Current issue: March 27, 2015
The Discovery of Pluto: Generally Unknown Aspects of the Story
by Clyde Tombaugh (1906–1997)
[excerpts from a longer article written for the ASP's Mercury magazine in 1986]
NASA’s New Horizons mission was launched from Cape Canaveral on January 19, 2006, sending a probe on a nine-year journey to distant Pluto. New Horizons is just a few months away from its closest approach to Pluto. It carries on board the ashes of its discoverer, Clyde Tombaugh, who first detected Pluto using a telescope at the Lowell Observatory in Flagstaff, Arizona in 1930. We are pleased to reprint a 2009 Astronomy Beat article by Tombaugh describing what it had been like for him to discover one of the Solar System’s most mysterious objects.

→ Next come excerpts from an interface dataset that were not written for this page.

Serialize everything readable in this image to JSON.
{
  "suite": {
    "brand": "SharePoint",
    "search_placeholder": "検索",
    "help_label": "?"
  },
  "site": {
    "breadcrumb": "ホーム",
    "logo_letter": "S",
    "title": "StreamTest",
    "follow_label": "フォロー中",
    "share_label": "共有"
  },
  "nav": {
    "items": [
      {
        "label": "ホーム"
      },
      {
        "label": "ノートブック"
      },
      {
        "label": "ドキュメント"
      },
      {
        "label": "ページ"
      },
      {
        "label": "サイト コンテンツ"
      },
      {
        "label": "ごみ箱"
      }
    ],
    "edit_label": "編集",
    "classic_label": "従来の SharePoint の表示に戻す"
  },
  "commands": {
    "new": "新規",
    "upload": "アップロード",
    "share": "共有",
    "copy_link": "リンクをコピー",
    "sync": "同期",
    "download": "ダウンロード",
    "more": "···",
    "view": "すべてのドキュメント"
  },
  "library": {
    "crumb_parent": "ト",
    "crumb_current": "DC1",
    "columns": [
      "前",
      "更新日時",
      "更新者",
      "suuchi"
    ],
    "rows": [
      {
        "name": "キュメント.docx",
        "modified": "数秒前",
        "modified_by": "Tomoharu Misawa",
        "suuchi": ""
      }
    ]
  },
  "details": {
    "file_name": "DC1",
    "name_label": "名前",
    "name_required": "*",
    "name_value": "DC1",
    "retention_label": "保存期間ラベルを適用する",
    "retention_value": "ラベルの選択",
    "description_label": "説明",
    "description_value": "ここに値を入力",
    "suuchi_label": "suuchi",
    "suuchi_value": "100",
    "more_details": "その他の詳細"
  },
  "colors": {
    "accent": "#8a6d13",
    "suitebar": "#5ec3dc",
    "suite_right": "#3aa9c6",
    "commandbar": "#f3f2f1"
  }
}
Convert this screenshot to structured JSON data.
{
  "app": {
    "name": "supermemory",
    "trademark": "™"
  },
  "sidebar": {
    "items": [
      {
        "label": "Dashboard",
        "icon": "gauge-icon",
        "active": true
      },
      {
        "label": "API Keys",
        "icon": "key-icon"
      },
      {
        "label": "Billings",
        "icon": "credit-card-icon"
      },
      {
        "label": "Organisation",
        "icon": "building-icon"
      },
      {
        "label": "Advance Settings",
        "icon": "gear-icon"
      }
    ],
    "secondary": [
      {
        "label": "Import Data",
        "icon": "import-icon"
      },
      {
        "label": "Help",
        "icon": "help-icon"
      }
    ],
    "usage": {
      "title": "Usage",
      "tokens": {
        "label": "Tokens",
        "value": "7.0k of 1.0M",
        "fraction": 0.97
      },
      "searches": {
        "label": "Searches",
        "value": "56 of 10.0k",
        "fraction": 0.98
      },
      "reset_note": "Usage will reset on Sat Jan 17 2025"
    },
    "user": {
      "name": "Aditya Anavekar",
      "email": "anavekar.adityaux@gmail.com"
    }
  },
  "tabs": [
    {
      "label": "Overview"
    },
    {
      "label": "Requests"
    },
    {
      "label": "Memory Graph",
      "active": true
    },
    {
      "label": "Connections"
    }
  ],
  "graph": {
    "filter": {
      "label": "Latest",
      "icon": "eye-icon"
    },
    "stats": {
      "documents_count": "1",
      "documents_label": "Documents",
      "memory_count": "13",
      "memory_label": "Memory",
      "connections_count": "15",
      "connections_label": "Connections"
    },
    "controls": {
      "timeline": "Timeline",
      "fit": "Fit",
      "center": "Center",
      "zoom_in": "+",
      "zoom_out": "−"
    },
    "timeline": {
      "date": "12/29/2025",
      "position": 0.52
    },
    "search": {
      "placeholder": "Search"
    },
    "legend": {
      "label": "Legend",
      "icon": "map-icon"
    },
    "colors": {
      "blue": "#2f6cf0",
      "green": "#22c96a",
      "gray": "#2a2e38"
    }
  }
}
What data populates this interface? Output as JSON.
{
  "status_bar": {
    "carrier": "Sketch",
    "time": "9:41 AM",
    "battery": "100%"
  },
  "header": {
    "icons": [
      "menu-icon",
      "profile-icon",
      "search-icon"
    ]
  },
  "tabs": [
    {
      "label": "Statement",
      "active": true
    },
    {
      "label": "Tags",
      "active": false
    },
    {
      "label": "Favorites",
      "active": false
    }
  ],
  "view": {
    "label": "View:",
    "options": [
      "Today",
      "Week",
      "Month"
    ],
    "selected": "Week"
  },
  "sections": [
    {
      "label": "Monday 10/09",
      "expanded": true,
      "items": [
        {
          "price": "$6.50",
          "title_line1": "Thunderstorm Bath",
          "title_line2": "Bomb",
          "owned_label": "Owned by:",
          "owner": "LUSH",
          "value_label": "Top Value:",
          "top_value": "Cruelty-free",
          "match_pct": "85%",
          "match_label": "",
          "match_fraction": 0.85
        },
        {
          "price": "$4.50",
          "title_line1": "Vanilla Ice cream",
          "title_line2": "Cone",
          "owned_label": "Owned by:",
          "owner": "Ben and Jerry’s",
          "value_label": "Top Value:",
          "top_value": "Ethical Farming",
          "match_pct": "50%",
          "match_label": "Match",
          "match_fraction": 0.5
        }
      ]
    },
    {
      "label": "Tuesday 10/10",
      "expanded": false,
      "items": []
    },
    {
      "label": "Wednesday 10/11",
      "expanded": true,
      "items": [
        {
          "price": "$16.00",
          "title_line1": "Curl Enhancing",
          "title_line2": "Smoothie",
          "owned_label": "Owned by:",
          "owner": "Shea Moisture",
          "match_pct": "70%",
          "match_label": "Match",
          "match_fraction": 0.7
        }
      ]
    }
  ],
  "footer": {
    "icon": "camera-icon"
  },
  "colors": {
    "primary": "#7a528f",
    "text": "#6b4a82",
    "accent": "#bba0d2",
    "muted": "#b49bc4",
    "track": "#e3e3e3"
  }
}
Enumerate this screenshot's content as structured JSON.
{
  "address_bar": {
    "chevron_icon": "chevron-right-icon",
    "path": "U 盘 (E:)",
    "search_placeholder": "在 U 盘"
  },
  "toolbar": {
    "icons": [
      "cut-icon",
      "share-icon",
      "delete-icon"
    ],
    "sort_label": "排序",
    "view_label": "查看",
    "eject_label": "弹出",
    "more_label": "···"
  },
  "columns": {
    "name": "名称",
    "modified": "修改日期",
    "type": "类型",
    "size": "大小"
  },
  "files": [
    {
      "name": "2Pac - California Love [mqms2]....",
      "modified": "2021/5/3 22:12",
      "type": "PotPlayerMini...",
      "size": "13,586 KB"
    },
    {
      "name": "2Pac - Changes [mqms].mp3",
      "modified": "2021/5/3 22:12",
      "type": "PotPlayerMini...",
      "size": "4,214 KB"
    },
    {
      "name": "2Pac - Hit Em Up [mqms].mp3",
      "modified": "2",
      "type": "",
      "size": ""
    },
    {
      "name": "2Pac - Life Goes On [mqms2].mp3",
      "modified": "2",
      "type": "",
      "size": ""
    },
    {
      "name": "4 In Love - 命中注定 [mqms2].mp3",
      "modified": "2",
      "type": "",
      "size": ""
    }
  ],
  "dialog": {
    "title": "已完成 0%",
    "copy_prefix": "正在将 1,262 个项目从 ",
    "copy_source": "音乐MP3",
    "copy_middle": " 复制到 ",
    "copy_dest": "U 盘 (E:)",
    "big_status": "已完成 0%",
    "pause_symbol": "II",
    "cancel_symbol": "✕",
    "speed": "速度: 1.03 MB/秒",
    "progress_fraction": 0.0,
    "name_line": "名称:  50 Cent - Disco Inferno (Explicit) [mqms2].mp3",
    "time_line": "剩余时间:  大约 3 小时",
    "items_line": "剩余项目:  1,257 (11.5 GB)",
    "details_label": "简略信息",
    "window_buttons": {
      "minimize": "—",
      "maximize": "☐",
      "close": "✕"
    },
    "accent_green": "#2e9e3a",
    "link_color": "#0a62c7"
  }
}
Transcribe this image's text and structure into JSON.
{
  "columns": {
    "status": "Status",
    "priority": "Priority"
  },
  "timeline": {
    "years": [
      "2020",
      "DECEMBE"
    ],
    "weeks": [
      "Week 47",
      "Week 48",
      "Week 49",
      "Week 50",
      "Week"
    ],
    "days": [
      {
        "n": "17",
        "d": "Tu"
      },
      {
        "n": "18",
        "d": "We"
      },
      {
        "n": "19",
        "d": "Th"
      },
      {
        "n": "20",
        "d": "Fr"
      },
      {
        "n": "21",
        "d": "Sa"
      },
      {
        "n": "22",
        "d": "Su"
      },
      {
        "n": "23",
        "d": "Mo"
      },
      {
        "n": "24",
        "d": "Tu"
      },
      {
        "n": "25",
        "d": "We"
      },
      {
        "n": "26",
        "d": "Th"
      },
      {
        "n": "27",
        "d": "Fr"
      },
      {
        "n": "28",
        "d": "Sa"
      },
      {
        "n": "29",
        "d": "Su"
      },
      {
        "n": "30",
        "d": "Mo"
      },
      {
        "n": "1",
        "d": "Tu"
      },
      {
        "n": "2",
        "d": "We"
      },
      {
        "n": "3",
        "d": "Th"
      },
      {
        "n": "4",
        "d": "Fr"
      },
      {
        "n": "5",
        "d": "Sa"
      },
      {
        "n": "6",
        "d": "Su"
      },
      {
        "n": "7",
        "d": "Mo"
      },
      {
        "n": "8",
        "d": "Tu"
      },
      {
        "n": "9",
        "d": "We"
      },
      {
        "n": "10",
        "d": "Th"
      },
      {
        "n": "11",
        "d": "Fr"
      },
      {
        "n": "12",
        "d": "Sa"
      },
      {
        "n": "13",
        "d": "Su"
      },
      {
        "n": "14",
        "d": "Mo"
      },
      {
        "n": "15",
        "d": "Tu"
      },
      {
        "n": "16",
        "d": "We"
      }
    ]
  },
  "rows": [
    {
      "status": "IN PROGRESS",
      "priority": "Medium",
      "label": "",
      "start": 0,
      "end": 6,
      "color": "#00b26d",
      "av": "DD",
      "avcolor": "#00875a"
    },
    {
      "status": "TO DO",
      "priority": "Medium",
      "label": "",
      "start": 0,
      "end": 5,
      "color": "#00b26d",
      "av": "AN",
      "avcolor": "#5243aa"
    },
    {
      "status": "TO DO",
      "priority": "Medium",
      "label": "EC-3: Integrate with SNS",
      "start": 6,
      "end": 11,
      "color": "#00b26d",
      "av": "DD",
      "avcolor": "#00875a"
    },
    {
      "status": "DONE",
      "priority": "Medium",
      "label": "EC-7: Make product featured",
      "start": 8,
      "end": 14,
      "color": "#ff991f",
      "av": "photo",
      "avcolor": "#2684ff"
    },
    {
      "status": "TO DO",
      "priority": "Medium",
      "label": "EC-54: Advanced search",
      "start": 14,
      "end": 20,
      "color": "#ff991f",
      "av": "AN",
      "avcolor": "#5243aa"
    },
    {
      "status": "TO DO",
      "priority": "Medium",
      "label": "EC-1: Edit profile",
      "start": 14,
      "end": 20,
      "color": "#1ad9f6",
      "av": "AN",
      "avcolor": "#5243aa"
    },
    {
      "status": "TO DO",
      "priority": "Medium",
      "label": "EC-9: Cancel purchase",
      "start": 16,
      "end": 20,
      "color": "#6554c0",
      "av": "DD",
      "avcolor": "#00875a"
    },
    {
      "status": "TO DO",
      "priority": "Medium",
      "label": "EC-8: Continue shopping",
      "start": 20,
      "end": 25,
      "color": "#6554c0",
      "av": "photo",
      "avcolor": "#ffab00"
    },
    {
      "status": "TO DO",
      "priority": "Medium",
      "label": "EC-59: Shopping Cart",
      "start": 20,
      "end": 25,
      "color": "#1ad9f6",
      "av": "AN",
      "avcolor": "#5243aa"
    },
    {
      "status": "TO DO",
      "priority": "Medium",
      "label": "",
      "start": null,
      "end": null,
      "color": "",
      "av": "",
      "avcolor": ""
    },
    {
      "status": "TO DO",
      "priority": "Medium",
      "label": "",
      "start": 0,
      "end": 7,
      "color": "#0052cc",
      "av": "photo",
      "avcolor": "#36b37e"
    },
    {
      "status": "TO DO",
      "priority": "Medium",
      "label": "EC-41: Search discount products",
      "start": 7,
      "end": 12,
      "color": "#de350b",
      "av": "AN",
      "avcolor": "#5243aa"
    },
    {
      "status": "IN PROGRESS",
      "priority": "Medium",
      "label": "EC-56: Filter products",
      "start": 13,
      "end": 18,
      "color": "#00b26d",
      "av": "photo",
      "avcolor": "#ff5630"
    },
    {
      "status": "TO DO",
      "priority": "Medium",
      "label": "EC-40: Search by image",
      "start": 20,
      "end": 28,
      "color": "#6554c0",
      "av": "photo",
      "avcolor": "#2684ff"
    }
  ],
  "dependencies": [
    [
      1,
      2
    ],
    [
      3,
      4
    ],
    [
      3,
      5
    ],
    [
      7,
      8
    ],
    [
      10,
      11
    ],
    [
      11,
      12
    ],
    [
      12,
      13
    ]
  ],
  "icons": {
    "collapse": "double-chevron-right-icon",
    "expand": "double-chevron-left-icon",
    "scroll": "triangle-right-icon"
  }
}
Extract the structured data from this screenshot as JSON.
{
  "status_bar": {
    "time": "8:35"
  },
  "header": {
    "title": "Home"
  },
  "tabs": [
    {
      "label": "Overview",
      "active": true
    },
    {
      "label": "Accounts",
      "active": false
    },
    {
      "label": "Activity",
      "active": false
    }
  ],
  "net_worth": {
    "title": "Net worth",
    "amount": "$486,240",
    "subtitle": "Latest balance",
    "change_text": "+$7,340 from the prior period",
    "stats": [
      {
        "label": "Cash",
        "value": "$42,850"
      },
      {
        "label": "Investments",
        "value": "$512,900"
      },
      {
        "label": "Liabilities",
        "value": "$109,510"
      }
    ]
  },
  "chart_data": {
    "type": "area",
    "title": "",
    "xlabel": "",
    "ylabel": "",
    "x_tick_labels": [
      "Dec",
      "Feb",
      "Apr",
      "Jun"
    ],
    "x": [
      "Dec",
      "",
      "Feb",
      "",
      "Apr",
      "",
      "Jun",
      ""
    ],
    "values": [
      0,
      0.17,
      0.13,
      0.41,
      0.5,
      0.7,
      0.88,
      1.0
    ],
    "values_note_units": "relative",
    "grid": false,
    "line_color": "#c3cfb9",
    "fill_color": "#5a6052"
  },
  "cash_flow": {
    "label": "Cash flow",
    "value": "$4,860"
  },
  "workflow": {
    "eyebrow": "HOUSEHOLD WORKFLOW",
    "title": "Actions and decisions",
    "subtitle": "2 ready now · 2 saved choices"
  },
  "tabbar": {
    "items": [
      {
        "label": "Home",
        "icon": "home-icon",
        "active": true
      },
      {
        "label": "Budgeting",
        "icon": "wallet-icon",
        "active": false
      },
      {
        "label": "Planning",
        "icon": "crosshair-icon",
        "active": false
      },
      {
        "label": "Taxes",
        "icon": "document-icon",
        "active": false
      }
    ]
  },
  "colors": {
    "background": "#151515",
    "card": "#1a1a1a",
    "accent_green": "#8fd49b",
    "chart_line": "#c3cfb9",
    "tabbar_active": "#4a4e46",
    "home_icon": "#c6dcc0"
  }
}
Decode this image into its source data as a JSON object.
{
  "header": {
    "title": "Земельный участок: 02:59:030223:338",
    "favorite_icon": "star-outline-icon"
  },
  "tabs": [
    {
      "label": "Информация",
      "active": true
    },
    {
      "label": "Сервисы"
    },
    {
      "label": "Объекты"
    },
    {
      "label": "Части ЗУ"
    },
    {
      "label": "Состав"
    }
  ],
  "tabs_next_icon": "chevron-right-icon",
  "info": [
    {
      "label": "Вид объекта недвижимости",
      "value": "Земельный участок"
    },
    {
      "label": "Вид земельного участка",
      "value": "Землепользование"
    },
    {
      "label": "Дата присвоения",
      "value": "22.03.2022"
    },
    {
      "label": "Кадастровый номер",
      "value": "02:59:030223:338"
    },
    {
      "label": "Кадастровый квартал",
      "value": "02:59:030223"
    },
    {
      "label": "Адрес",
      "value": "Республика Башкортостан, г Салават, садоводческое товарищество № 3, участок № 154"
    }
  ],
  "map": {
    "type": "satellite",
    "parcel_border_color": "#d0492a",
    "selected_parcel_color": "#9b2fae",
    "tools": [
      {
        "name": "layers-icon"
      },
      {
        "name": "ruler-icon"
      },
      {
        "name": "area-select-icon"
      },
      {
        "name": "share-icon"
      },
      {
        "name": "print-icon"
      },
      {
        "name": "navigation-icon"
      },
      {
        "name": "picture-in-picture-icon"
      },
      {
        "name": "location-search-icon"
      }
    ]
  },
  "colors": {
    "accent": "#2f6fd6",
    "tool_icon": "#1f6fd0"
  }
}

In 2014, the Astronomical Society of the Pacific celebrates its 125th anniversary year of communicating and educating about the universe around us. But back in 1889, the universe seemed a very different place–simpler, but perhaps no less mysterious. Jim Manning, departing executive director, takes a long moment to look the state of astronomy and the cosmos at the time of the Society’s founding, and how things have changed since then in the February 2014 issue of Astronomy Beat. Join him for a peek at the universe “125 years ago today.”
With our compliments, please enjoy the June 2013 issue of Astronomy Beat featuring Nancy Roman, an early pioneer in paving the way for female scientists at NASA. Among other accomplishments, and because of her tireless efforts in support of a space-based observatory, Nancy Roman is often considered the mother of the Hubble Space Telescope.
Download the following sample Astronomy Beat columns FREE to see what the series is like.
The Discovery of Pluto
by Clyde Tombaugh
The Discovery of the First Gravitational Lenses
by Ray Weymann
Origins of the Drake Equation
by Frank Drake and Dava Sobel
Stargazing Centaurs: The Astronomy of Harry Potter
by Kristine Larsen
And the Sun Stood Still: Dramatizing Copernicus
by Dava Sobel
How to Catch a Moon or Two of Pluto
by Mark R. Showalter